Volume 47 Number 7, 2010
Pages 661 — 668
Abstract — This repeated measures study assessed the changes in speed, acceleration, stroke frequency, and shoulder range of motion (ROM) associated with different wheelchair axle positions in people with chronic cervical (C) 6 tetraplegia. Our main hypothesis is that the up and forward axle position is the most conducive to wheelchair propulsion, increasing speed and acceleration with a lower stroke frequency. In a chronic spinal cord injury (SCI) unit, we measured the speed, acceleration, stroke frequency, and shoulder ROM in four different axle positions in eight subjects with C6 SCI. We analyzed two start-up strokes over a smooth, level vinyl floor in the Motion Analysis Laboratory (Fleni Institute; Escobar, Argentina). We analyzed data for significant statistical differences using the Wilcoxon signed rank test and the Friedman test. Our study showed that the up and forward axle position results in an increase of speed and acceleration, with a higher stroke frequency and a decreased shoulder ROM. In addition, the down and backward axle position results in the lowest speed and acceleration, with a lower stroke frequency and an increased shoulder ROM. The up and forward axle position was the most conducive to stroke compared with other positions we analyzed.

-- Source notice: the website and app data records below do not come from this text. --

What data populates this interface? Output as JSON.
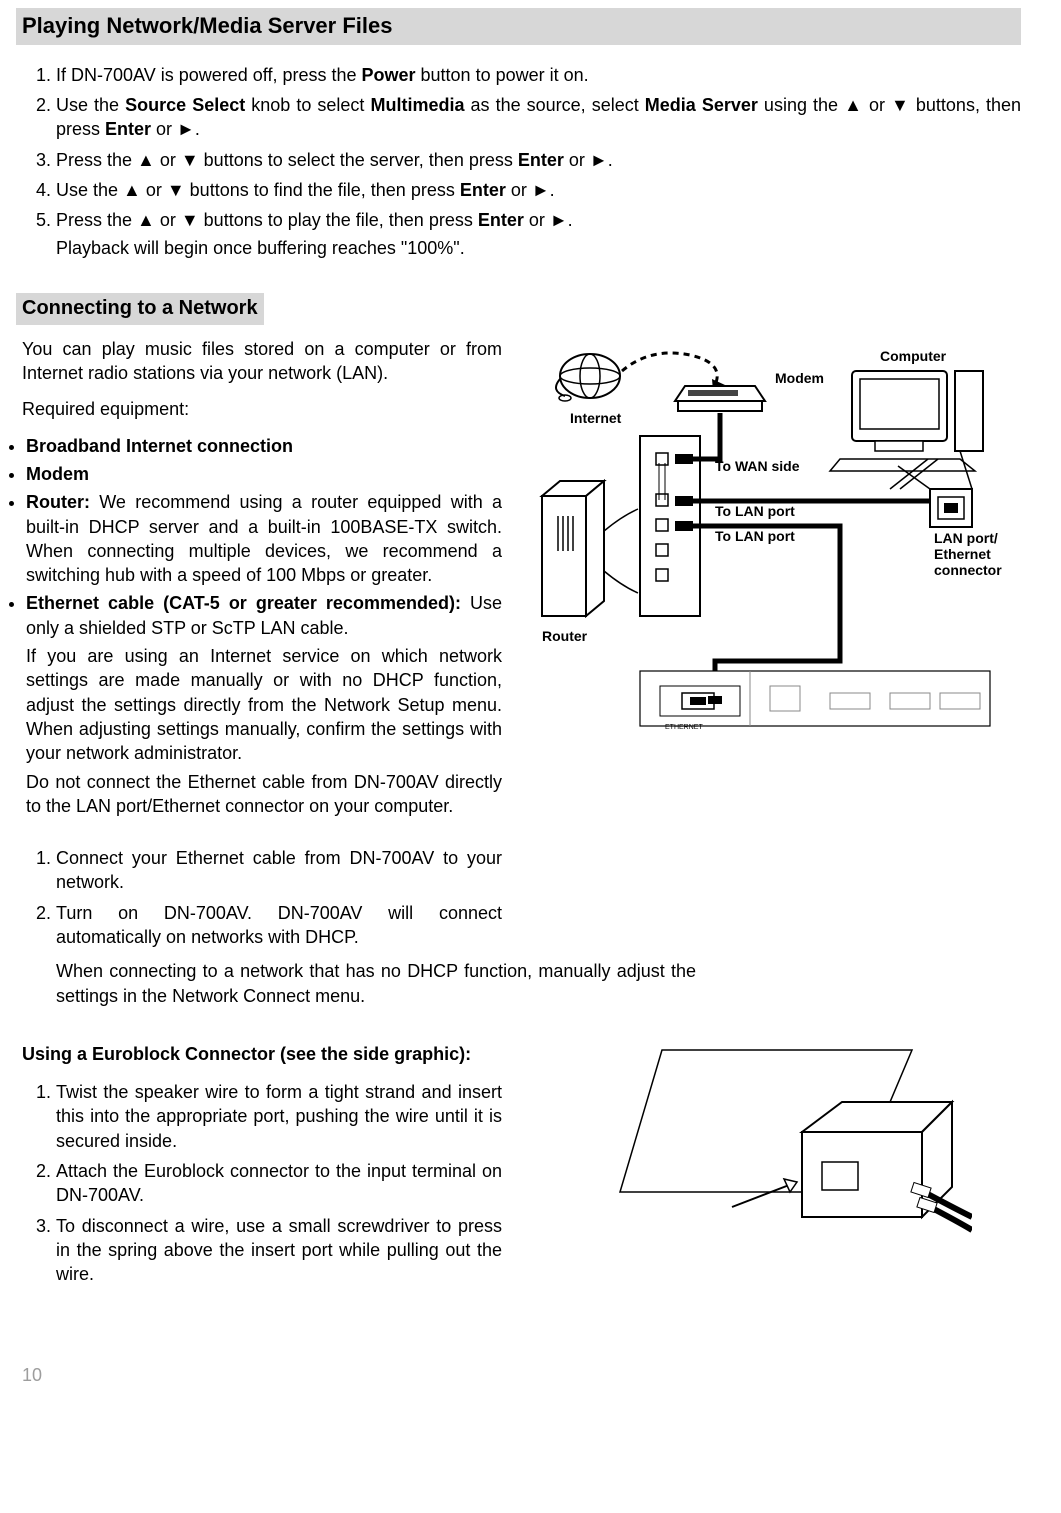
{
  "section1": {
    "title": "Playing Network/Media Server Files",
    "steps": {
      "s1": "If DN-700AV is powered off, press the Power button to power it on.",
      "s2": "Use the Source Select knob to select Multimedia as the source, select Media Server using the ▲ or ▼ buttons, then press Enter or ►.",
      "s3": "Press the ▲ or ▼ buttons to select the server, then press Enter or ►.",
      "s4": "Use the ▲ or ▼ buttons to find the file, then press Enter or ►.",
      "s5": "Press the ▲ or ▼ buttons to play the file, then press Enter or ►.",
      "s5b": "Playback will begin once buffering reaches \"100%\"."
    }
  },
  "section2": {
    "title": "Connecting to a Network",
    "intro1": "You can play music files stored on a computer or from Internet radio stations via your network (LAN).",
    "intro2": "Required equipment:",
    "bullets": {
      "b1": "Broadband Internet connection",
      "b2": "Modem",
      "b3_lead": "Router:",
      "b3_body": " We recommend using a router equipped with a built-in DHCP server and a built-in 100BASE-TX switch. When connecting multiple devices, we recommend a switching hub with a speed of 100 Mbps or greater.",
      "b4_lead": "Ethernet cable (CAT-5 or greater recommended):",
      "b4_body1": " Use only a shielded STP or ScTP LAN cable.",
      "b4_body2": "If you are using an Internet service on which network settings are made manually or with no DHCP function, adjust the settings directly from the Network Setup menu. When adjusting settings manually, confirm the settings with your network administrator.",
      "b4_body3": "Do not connect the Ethernet cable from DN-700AV directly to the LAN port/Ethernet connector on your computer."
    },
    "steps2": {
      "s1": "Connect your Ethernet cable from DN-700AV to your network.",
      "s2a": "Turn on DN-700AV. DN-700AV will connect automatically on networks with DHCP.",
      "s2b": "When connecting to a network that has no DHCP function, manually adjust the settings in the Network Connect menu."
    }
  },
  "diagram": {
    "internet": "Internet",
    "modem": "Modem",
    "computer": "Computer",
    "router": "Router",
    "wan": "To WAN side",
    "lan1": "To LAN port",
    "lan2": "To LAN port",
    "lanport": "LAN port/",
    "ethernet": "Ethernet",
    "connector": "connector",
    "ethlabel": "ETHERNET"
  },
  "section3": {
    "title": "Using a Euroblock Connector (see the side graphic):",
    "s1": "Twist the speaker wire to form a tight strand and insert this into the appropriate port, pushing the wire until it is secured inside.",
    "s2": "Attach the Euroblock connector to the input terminal on DN-700AV.",
    "s3": "To disconnect a wire, use a small screwdriver to press in the spring above the insert port while pulling out the wire."
  },
  "page": "10"
}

Key words: ASIA C6, axle position, kinematic, propulsion, spinal cord injury, stroke frequency, tetraplegia, wheelchair, wheelchair acceleration, wheelchair speed.

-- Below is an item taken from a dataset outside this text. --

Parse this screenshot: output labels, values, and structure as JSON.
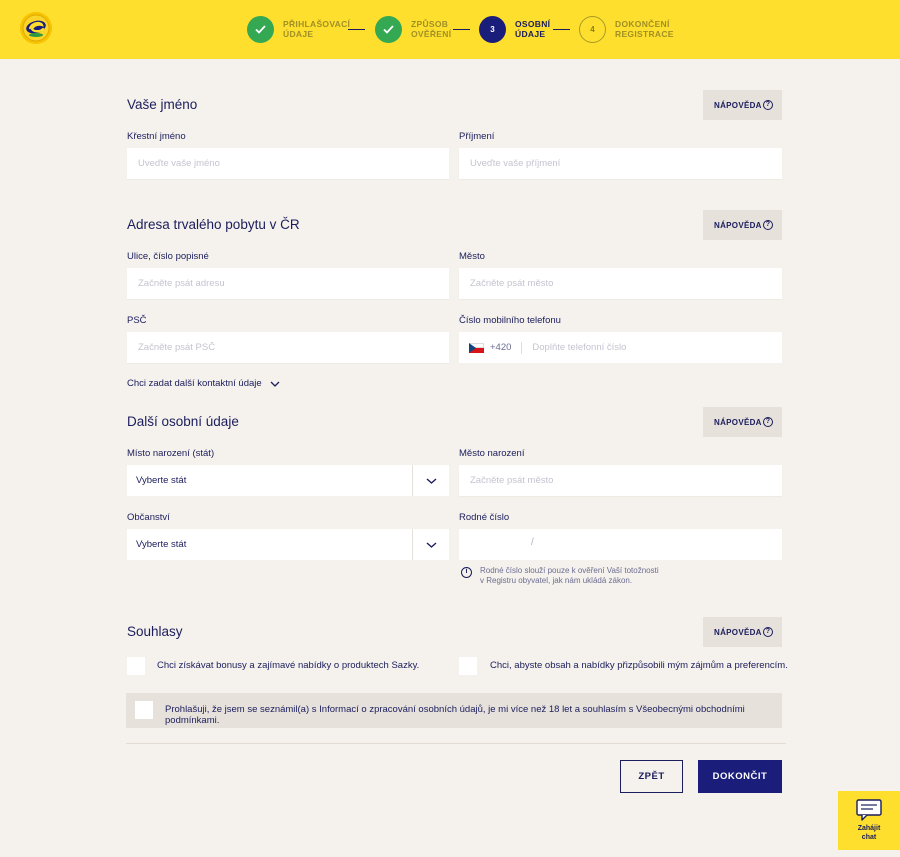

Last Reviewed or Updated Thursday, October 7, 2010 9:43 AM